Are you overworked? Are you falling behind? Is your work/life balance out of whack? Are you missing deadlines? These problems, and related ones, can be addressed in one of two basic ways: 1) Decrease your workload; 2) Increase your productivity. Decreasing your workload is very difficult; most organizations run very lean and are unlikely to look favorably on your request to have less responsibility. Increasing your productivity will not only improve your chances of correcting the problems mentioned above, but will also enhance your professional standing, leading to increased chances for promotions and raises.

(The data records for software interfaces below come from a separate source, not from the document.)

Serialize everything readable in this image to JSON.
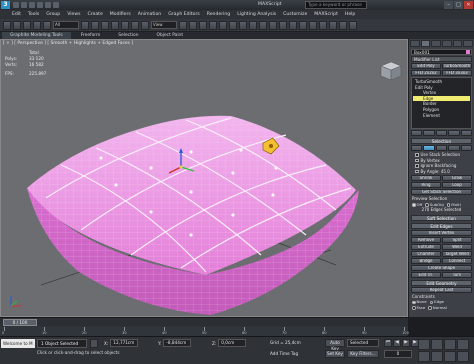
{
  "title_bar": {
    "title": "3ds Max",
    "app_label": "3",
    "window_caption": "MAXScript",
    "search_placeholder": "Type a keyword or phrase",
    "min": "–",
    "max": "□",
    "close": "✕"
  },
  "menu": [
    "Edit",
    "Tools",
    "Group",
    "Views",
    "Create",
    "Modifiers",
    "Animation",
    "Graph Editors",
    "Rendering",
    "Lighting Analysis",
    "Customize",
    "MAXScript",
    "Help"
  ],
  "toolbar": {
    "selection_filter": "All",
    "view": "View"
  },
  "ribbon": {
    "tabs": [
      "Graphite Modeling Tools",
      "Freeform",
      "Selection",
      "Object Paint"
    ],
    "active": 0
  },
  "viewport": {
    "label": "[ + ] [ Perspective ] [ Smooth + Highlights + Edged Faces ]",
    "stats": {
      "total_label": "Total",
      "polys_label": "Polys:",
      "polys_value": "33 120",
      "verts_label": "Verts:",
      "verts_value": "16 582",
      "fps_label": "FPS:",
      "fps_value": "225.897"
    },
    "mesh_color": "#e58ae0",
    "wire_color": "#f8e3f6",
    "gizmo_color": "#f5c030"
  },
  "command_panel": {
    "tab_count": 6,
    "object_name": "Box001",
    "modifier_list": "Modifier List",
    "quick_buttons": [
      [
        "Edit Poly",
        "TurboSmooth"
      ],
      [
        "FFD 2x2x2",
        "FFD 3x3x3"
      ]
    ],
    "stack": [
      {
        "label": "TurboSmooth",
        "level": 0,
        "hl": false
      },
      {
        "label": "Edit Poly",
        "level": 0,
        "hl": false
      },
      {
        "label": "Vertex",
        "level": 1,
        "hl": false
      },
      {
        "label": "Edge",
        "level": 1,
        "hl": true
      },
      {
        "label": "Border",
        "level": 1,
        "hl": false
      },
      {
        "label": "Polygon",
        "level": 1,
        "hl": false
      },
      {
        "label": "Element",
        "level": 1,
        "hl": false
      }
    ],
    "selection_rollout": "Selection",
    "checks": [
      {
        "label": "Use Stack Selection",
        "on": false
      },
      {
        "label": "By Vertex",
        "on": false
      },
      {
        "label": "Ignore Backfacing",
        "on": false
      },
      {
        "label": "By Angle: 45.0",
        "on": false
      }
    ],
    "shrink_grow": [
      "Shrink",
      "Grow"
    ],
    "ring_loop": [
      "Ring",
      "Loop"
    ],
    "get_stack": "Get Stack Selection",
    "preview_label": "Preview Selection",
    "preview_opts": [
      {
        "label": "Off",
        "on": true
      },
      {
        "label": "SubObj",
        "on": false
      },
      {
        "label": "Multi",
        "on": false
      }
    ],
    "edges_selected": "270 Edges Selected",
    "soft_selection": "Soft Selection",
    "edit_edges": "Edit Edges",
    "insert_vertex": "Insert Vertex",
    "remove_split": [
      "Remove",
      "Split"
    ],
    "extrude_weld": [
      "Extrude",
      "Weld"
    ],
    "chamfer_target": [
      "Chamfer",
      "Target Weld"
    ],
    "bridge_connect": [
      "Bridge",
      "Connect"
    ],
    "create_shape": "Create Shape",
    "edit_tri_turn": [
      "Edit Tri.",
      "Turn"
    ],
    "edit_geometry": "Edit Geometry",
    "repeat_last": "Repeat Last",
    "constraints": "Constraints",
    "constraint_opts": [
      {
        "label": "None",
        "on": true
      },
      {
        "label": "Edge",
        "on": false
      },
      {
        "label": "Face",
        "on": false
      },
      {
        "label": "Normal",
        "on": false
      }
    ]
  },
  "timeline": {
    "frame_display": "0 / 100",
    "ticks": [
      "0",
      "10",
      "20",
      "30",
      "40",
      "50",
      "60",
      "70",
      "80",
      "90",
      "100"
    ]
  },
  "status": {
    "maxscript": "Welcome to M",
    "selected": "1 Object Selected",
    "prompt": "Click or click-and-drag to select objects",
    "x_label": "X:",
    "x": "12,771cm",
    "y_label": "Y:",
    "y": "-8,844cm",
    "z_label": "Z:",
    "z": "0,0cm",
    "grid": "Grid = 25,4cm",
    "add_time_tag": "Add Time Tag",
    "auto_key": "Auto Key",
    "selected_dd": "Selected",
    "set_key": "Set Key",
    "key_filters": "Key Filters...",
    "frame": "0"
  }
}
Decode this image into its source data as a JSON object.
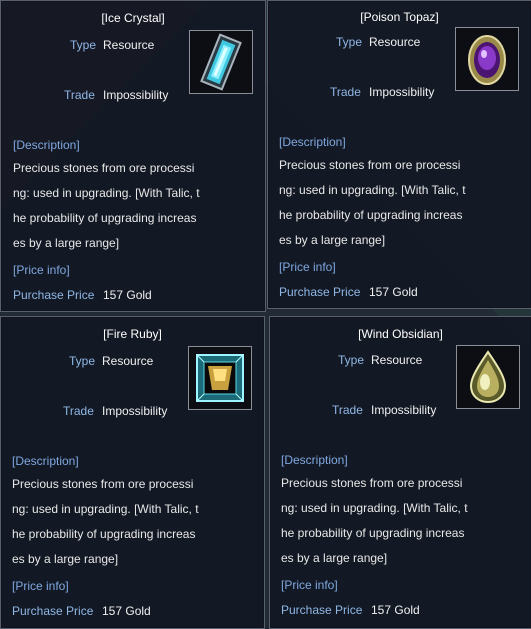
{
  "tooltips": [
    {
      "title": "[Ice Crystal]",
      "type_label": "Type",
      "type_value": "Resource",
      "trade_label": "Trade",
      "trade_value": "Impossibility",
      "desc_head": "[Description]",
      "desc_lines": [
        "Precious stones from ore processi",
        "ng: used in upgrading. [With Talic, t",
        "he probability of upgrading increas",
        "es by a large range]"
      ],
      "price_head": "[Price info]",
      "price_label": "Purchase Price",
      "price_value": "157 Gold",
      "icon": "ice-crystal-icon"
    },
    {
      "title": "[Poison Topaz]",
      "type_label": "Type",
      "type_value": "Resource",
      "trade_label": "Trade",
      "trade_value": "Impossibility",
      "desc_head": "[Description]",
      "desc_lines": [
        "Precious stones from ore processi",
        "ng: used in upgrading. [With Talic, t",
        "he probability of upgrading increas",
        "es by a large range]"
      ],
      "price_head": "[Price info]",
      "price_label": "Purchase Price",
      "price_value": "157 Gold",
      "icon": "poison-topaz-icon"
    },
    {
      "title": "[Fire Ruby]",
      "type_label": "Type",
      "type_value": "Resource",
      "trade_label": "Trade",
      "trade_value": "Impossibility",
      "desc_head": "[Description]",
      "desc_lines": [
        "Precious stones from ore processi",
        "ng: used in upgrading. [With Talic, t",
        "he probability of upgrading increas",
        "es by a large range]"
      ],
      "price_head": "[Price info]",
      "price_label": "Purchase Price",
      "price_value": "157 Gold",
      "icon": "fire-ruby-icon"
    },
    {
      "title": "[Wind Obsidian]",
      "type_label": "Type",
      "type_value": "Resource",
      "trade_label": "Trade",
      "trade_value": "Impossibility",
      "desc_head": "[Description]",
      "desc_lines": [
        "Precious stones from ore processi",
        "ng: used in upgrading. [With Talic, t",
        "he probability of upgrading increas",
        "es by a large range]"
      ],
      "price_head": "[Price info]",
      "price_label": "Purchase Price",
      "price_value": "157 Gold",
      "icon": "wind-obsidian-icon"
    }
  ],
  "colors": {
    "label": "#8fb7e6",
    "heading": "#7fa8e0",
    "text": "#e8e8e8",
    "border": "#59606f"
  }
}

Here are some ideas that are sure to help:
1) WHAT IS LOW PRODUCTIVITY COSTING YOU? Take an honest inventory of the problems emanating from your sub-optimal productivity. Maybe you got a mediocre performance assessment and as a result your job security is threatened; maybe you’re not spending enough time with your kids because you are having to work so many hours. Make a list of thse problems! Fully realizing the cost of low productivity will enhance your motivation to implement changes.
2) EXAMINE YOUR ATTITUDE – Many of clients self-label in a defeatist way that hinders their ability to step up their game: “I’m a procrastinator;” I have ADHD.” “I never am on time,” “I’m a perfectionuist.” While these may be real tendencies, there are exceptions (see below); no matter who you are you are capable of improving: remind yourself of that on a frequent basis.
3) WHEN WERE YOU PRODUCTIVE? Although you may have a long-standing pattern of low productivity, there are surely instances in which you performed highly efficiently. What were the characteristics of those situations in which you were able to do more in less time? Were you well rested? Had you been on a good exercise and diet regimen? Were you motivated by some kind of tangible reward? Did someone encourage you?
4) REDUCE CLUTTER – Productivity requires singlemindedness; a cluttered worksplace, not to mention a cluttered mind, interferes with your ability to perform at your best. Straighten up your desk, create a special “to do” list that is focused on key priorities (see below) rather than including items such as picking up the dry cleaning. You should also consider deleting some of those Facebook friends who aren’t really friends, reading their posts are taking up valuable time.
5) KEEP AN EYE ON YOUR USE OF TECHNOLOGY – This tip is related to the one above. Technology has provided us with a myriad of ways to entertain ourselves: Facebook lets us catch up on the latest developments in our friends’ lives, Groupon offers tempting price reductions on cool stuff, “Words with Friends” lets us exercise our brains, Match.com offers the allure of romance…Instagram, Youtube, Twitter, Yahoo stocks. The list goes on. Turn off your phone, encourage people to email you rather than text regarding non-urgent matters, delete the apps that are most likely to lure you away from productive work.
6) BECOME MORE AWARE OF YOUR THOUGHTS – Many of my clients sort of stumble into periods of low productivity, generally initiated by thoughts like “I need to check my e-mail,” or “I wonder what the score of the game is?” I’m amazed at how many people report that they find themselves off task without realizing how they got there. A technique I frequently recommend to increase thought awareness is as follows:
a) Find a relaxed seating position at a time and in a place that will allow you to be undisturbed for a little while. Then set a timer (your phone’s alarm, your microwave beeper) to go off in five minutes.
b) Close your eyes and begin breathing, slowly and deeply, through your nostrils. See if you can focus on the very subtle sensation of the air flowing in and out of your nasal passage. It’s like a little tickle, and for most people more subtle on the exhale than on the inhale. If you have trouble breathing through your nose, you can do the breathing through pursed lips, focusing on the sensation of the air crossing your lips.
c) Within a few seconds a thought is likely to pop into your head (our minds are constantly generating thoughts, often seemingly at random). Take notice that a thought has arisen, but don’t evaluate or judge it (or yourself for having had it). Simply note it and then bring your attention back to the subtle sensation in your nose as you continue the slow, deep breathing.
You will probably notice that your attention is likely to be “captured” by one of these thoughts, and that seconds or even minutes will go by with your being immersed in that thought before you remember that you’re supposed to be concentrating on the subtle nasal sensation. This is a natural pitfall in the process. Again, don’t judge yourself for having “strayed from the path,” just notice that it happened.
With practice you will get better and better at both quickly noticing when your attention has strayed and at pulling yourself back to focusing on the breathing. Consistently practicing with this technique will have cumulative benefit, just as consistent exercise does. You’ll get better and better at placing your thoughts where YOU want them to be, as opposed to being captured by a random thought that drags you into an unproductive or unhappy place.